◆ **TASK OBJECTIVE**
Exact copies of all entries are expected.

-------- EXTRACTED INFORMATION --------

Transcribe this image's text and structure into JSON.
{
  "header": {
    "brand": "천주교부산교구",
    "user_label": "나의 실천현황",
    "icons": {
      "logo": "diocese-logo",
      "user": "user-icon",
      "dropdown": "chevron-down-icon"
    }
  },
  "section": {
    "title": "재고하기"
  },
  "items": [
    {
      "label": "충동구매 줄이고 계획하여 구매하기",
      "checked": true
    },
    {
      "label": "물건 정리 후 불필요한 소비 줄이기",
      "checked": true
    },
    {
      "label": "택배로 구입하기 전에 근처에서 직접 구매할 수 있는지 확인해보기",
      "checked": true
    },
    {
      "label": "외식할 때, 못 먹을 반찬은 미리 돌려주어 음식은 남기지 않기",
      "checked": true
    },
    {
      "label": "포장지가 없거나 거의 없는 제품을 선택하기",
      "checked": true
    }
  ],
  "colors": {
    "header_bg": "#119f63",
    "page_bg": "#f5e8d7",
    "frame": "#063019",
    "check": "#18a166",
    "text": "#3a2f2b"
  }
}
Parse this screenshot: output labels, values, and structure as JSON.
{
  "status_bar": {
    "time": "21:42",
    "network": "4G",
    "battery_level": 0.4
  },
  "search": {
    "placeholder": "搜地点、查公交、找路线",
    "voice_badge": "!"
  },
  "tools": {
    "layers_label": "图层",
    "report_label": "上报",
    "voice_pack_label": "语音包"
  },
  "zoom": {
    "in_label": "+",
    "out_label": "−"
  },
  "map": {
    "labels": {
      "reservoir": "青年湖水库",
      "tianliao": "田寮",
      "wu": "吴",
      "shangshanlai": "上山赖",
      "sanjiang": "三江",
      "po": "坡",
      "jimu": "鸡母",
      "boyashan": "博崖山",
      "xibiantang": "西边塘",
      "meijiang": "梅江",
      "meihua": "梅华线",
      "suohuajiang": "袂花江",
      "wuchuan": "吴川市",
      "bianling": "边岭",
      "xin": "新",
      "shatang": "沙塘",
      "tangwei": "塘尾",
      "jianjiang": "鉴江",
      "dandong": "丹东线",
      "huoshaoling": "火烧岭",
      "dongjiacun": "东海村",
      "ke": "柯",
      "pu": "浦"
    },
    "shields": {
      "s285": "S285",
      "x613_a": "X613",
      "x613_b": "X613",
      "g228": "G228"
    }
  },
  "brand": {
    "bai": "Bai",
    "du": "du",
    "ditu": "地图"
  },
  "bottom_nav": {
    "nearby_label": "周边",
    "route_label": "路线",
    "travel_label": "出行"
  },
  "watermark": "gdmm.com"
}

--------

◆ **ANSWER**
Transcribe this image's text and structure into JSON.
{
  "header": {
    "brand": "천주교부산교구",
    "user_label": "나의 실천현황",
    "icons": {
      "logo": "diocese-logo",
      "user": "user-icon",
      "dropdown": "chevron-down-icon"
    }
  },
  "section": {
    "title": "재고하기"
  },
  "items": [
    {
      "label": "충동구매 줄이고 계획하여 구매하기",
      "checked": true
    },
    {
      "label": "물건 정리 후 불필요한 소비 줄이기",
      "checked": true
    },
    {
      "label": "택배로 구입하기 전에 근처에서 직접 구매할 수 있는지 확인해보기",
      "checked": true
    },
    {
      "label": "외식할 때, 못 먹을 반찬은 미리 돌려주어 음식은 남기지 않기",
      "checked": true
    },
    {
      "label": "포장지가 없거나 거의 없는 제품을 선택하기",
      "checked": true
    }
  ],
  "colors": {
    "header_bg": "#119f63",
    "page_bg": "#f5e8d7",
    "frame": "#063019",
    "check": "#18a166",
    "text": "#3a2f2b"
  }
}
Parse this screenshot: output labels, values, and structure as JSON.
{
  "status_bar": {
    "time": "21:42",
    "network": "4G",
    "battery_level": 0.4
  },
  "search": {
    "placeholder": "搜地点、查公交、找路线",
    "voice_badge": "!"
  },
  "tools": {
    "layers_label": "图层",
    "report_label": "上报",
    "voice_pack_label": "语音包"
  },
  "zoom": {
    "in_label": "+",
    "out_label": "−"
  },
  "map": {
    "labels": {
      "reservoir": "青年湖水库",
      "tianliao": "田寮",
      "wu": "吴",
      "shangshanlai": "上山赖",
      "sanjiang": "三江",
      "po": "坡",
      "jimu": "鸡母",
      "boyashan": "博崖山",
      "xibiantang": "西边塘",
      "meijiang": "梅江",
      "meihua": "梅华线",
      "suohuajiang": "袂花江",
      "wuchuan": "吴川市",
      "bianling": "边岭",
      "xin": "新",
      "shatang": "沙塘",
      "tangwei": "塘尾",
      "jianjiang": "鉴江",
      "dandong": "丹东线",
      "huoshaoling": "火烧岭",
      "dongjiacun": "东海村",
      "ke": "柯",
      "pu": "浦"
    },
    "shields": {
      "s285": "S285",
      "x613_a": "X613",
      "x613_b": "X613",
      "g228": "G228"
    }
  },
  "brand": {
    "bai": "Bai",
    "du": "du",
    "ditu": "地图"
  },
  "bottom_nav": {
    "nearby_label": "周边",
    "route_label": "路线",
    "travel_label": "出行"
  },
  "watermark": "gdmm.com"
}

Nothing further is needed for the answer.